(App and web page records)
-- Opening Marker --
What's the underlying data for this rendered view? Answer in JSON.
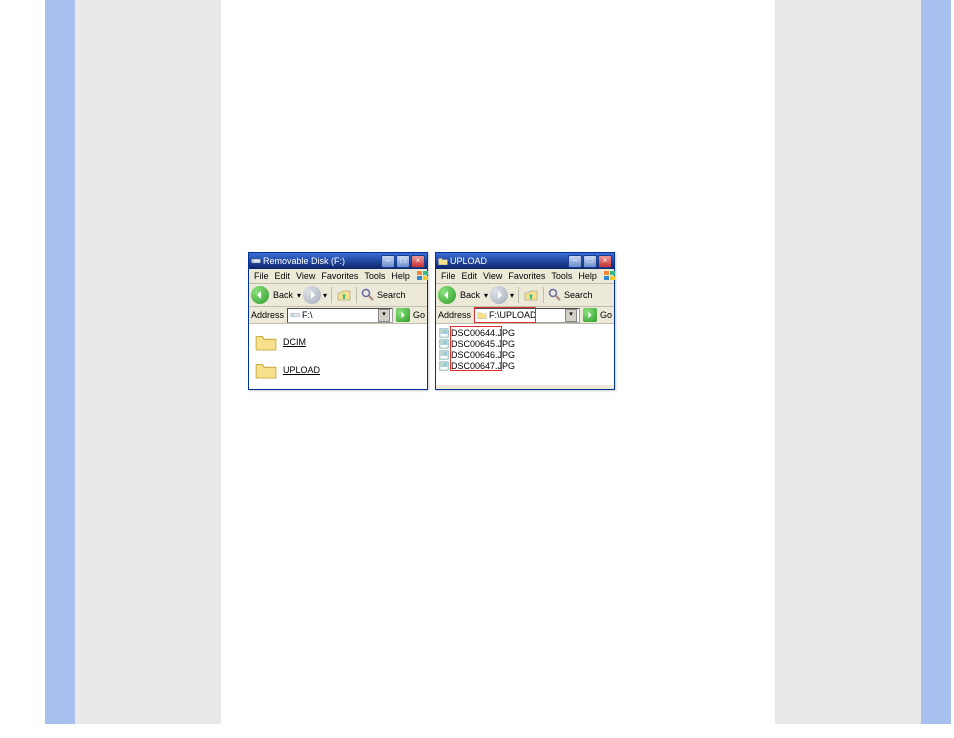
{
  "windows": [
    {
      "title": "Removable Disk (F:)",
      "menus": [
        "File",
        "Edit",
        "View",
        "Favorites",
        "Tools",
        "Help"
      ],
      "toolbar": {
        "back_label": "Back",
        "search_label": "Search"
      },
      "address": {
        "label": "Address",
        "value": "F:\\",
        "go_label": "Go"
      },
      "folders": [
        {
          "name": "DCIM"
        },
        {
          "name": "UPLOAD"
        }
      ]
    },
    {
      "title": "UPLOAD",
      "menus": [
        "File",
        "Edit",
        "View",
        "Favorites",
        "Tools",
        "Help"
      ],
      "toolbar": {
        "back_label": "Back",
        "search_label": "Search"
      },
      "address": {
        "label": "Address",
        "value": "F:\\UPLOAD",
        "go_label": "Go"
      },
      "files": [
        {
          "name": "DSC00644.JPG"
        },
        {
          "name": "DSC00645.JPG"
        },
        {
          "name": "DSC00646.JPG"
        },
        {
          "name": "DSC00647.JPG"
        }
      ]
    }
  ]
}
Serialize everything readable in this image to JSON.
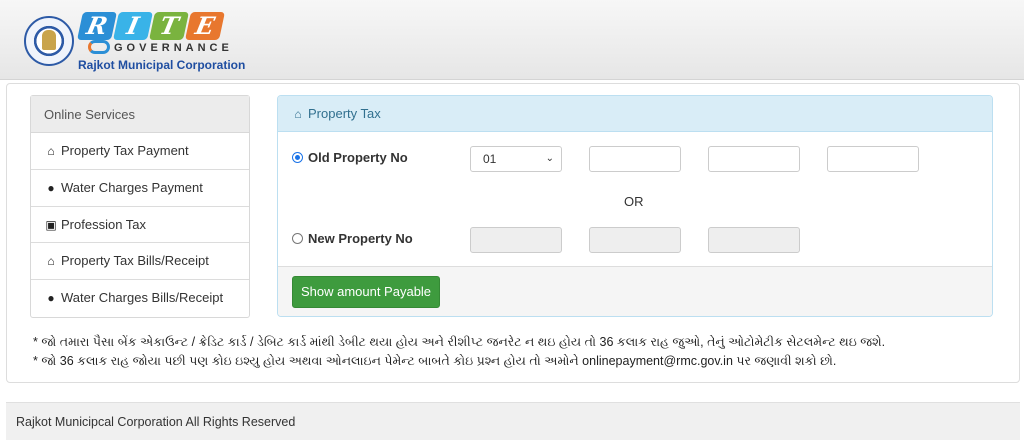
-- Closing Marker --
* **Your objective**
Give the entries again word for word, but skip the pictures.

* **Solution for this task**
What's the underlying data for this rendered view? Answer in JSON.
{
  "windows": [
    {
      "title": "Removable Disk (F:)",
      "menus": [
        "File",
        "Edit",
        "View",
        "Favorites",
        "Tools",
        "Help"
      ],
      "toolbar": {
        "back_label": "Back",
        "search_label": "Search"
      },
      "address": {
        "label": "Address",
        "value": "F:\\",
        "go_label": "Go"
      },
      "folders": [
        {
          "name": "DCIM"
        },
        {
          "name": "UPLOAD"
        }
      ]
    },
    {
      "title": "UPLOAD",
      "menus": [
        "File",
        "Edit",
        "View",
        "Favorites",
        "Tools",
        "Help"
      ],
      "toolbar": {
        "back_label": "Back",
        "search_label": "Search"
      },
      "address": {
        "label": "Address",
        "value": "F:\\UPLOAD",
        "go_label": "Go"
      },
      "files": [
        {
          "name": "DSC00644.JPG"
        },
        {
          "name": "DSC00645.JPG"
        },
        {
          "name": "DSC00646.JPG"
        },
        {
          "name": "DSC00647.JPG"
        }
      ]
    }
  ]
}
Serialize everything readable in this image to JSON.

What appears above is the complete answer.